Dissecting Misinformation Surrounding Mass Loaded Vinyl (MLV)

Dissecting Misinformation Surrounding Mass Loaded Vinyl (MLV)

Title: Debunking Misinformation Surrounding Mass Loaded Vinyl (MLV)

When researching Mass Loaded Vinyl (MLV), it’s not uncommon to come across a plethora of information, both accurate and inaccurate. In this blog, we aim to clarify some common misconceptions regarding MLV, ensuring you have accurate information at your disposal.

1. Composition of MLV:
One of the key misconceptions pertains to the composition of Mass Loaded Vinyl. Historically, barium was utilized in the manufacturing process, but advancements in science and production have led to a shift. Presently, MLV is primarily derived from calcium carbonate, combined with proprietary materials as per the manufacturer’s specifications. Any claims suggesting the use of barium sulfate in MLV production are factually incorrect.

2. Sound Blocking vs. Absorption:
Another source of confusion surrounds the sound-deadening properties of MLV. Plain MLV, in its typical form, serves as a sound blocker. Imagine enveloping a room in Plain MLV; it effectively prevents sound from escaping. However, when combined with specific materials like quilted fiberglass, MLV can transform into a sound absorber. Fiberglass is often the preferred choice for this purpose, although alternative absorbers exist.

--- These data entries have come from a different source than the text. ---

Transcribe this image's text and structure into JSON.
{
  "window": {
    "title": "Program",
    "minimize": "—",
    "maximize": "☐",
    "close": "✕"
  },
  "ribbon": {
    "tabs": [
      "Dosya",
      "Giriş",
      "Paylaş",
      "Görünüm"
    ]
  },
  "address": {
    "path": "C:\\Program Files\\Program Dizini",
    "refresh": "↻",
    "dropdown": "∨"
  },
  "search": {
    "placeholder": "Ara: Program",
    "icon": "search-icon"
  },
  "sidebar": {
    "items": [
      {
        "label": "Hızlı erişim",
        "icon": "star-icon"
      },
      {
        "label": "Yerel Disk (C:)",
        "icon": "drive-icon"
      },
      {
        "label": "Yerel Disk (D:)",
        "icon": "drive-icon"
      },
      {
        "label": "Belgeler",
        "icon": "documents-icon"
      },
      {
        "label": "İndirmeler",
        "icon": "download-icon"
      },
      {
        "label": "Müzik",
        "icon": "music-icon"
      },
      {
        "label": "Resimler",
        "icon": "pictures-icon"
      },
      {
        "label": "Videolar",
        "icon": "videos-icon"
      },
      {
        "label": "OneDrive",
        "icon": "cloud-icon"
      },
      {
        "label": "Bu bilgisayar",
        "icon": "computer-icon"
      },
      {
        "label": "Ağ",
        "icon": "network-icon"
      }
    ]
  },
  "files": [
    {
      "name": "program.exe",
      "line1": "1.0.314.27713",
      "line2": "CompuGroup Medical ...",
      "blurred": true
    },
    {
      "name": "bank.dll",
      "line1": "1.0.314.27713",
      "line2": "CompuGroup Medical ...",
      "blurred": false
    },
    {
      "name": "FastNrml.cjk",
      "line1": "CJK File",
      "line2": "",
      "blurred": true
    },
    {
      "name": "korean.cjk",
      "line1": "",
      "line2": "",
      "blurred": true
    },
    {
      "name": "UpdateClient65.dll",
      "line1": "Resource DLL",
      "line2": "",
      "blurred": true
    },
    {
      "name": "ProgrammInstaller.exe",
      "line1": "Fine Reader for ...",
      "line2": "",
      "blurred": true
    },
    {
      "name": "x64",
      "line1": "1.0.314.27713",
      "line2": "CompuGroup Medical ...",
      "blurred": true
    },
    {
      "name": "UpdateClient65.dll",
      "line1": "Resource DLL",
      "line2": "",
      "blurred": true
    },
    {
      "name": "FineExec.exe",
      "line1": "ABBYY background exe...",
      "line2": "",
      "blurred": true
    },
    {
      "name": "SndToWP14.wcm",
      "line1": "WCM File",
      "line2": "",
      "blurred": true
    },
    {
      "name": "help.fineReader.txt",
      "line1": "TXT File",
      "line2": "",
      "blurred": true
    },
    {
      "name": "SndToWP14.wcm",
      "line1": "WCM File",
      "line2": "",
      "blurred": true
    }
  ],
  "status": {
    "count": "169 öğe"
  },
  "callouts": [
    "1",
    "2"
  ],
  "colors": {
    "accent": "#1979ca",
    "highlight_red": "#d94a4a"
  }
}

3. Dual Functionality of MLV:
MLV’s ability to function as both an absorber and blocker stems from its combination with other materials. For instance, products like the SilentCeiling Cap, offered by SAS, leverage a combination of fiberglass and MLV. In this setup, sound waves are initially absorbed by the fiberglass, subsequently blocked by the mass loaded vinyl. Any reflected sound waves further dissipate into the fiberglass absorber, illustrating the absorber aspect of MLV. However, it’s crucial to understand that MLV in its base form (Plain MLV) solely serves as a sound blocker and does not possess inherent sound absorption qualities.

4. Fire Resistance:
MLV is not inherently fireproof and is susceptible to burning. An exception to this rule exists in cases where Mass Loaded Vinyl incorporates a foil facing laminated to one side, allowing it to achieve an ASTM E-84 Class “A” rating. Notably, MLV exhibits self-extinguishing properties, meaning it will extinguish itself once the flame source is removed.

5. Soundproofing for Vehicles:
MLV can indeed be used for soundproofing vehicles, but it’s essential to consider some factors. MLV with higher densities is weightier and less flexible. For vehicle soundproofing, we recommend using sound-deadening products like Dynamat, readily available on platforms like Amazon and other e-commerce stores. These alternatives are more flexible and easier to install, providing effective soundproofing without compromising vehicle performance.

In summary, Mass Loaded Vinyl is a versatile material with distinct sound-blocking and sound-absorption capabilities, depending on its composition and application. By dispelling common misconceptions, we hope to empower you with accurate information to make informed decisions when using MLV for soundproofing projects.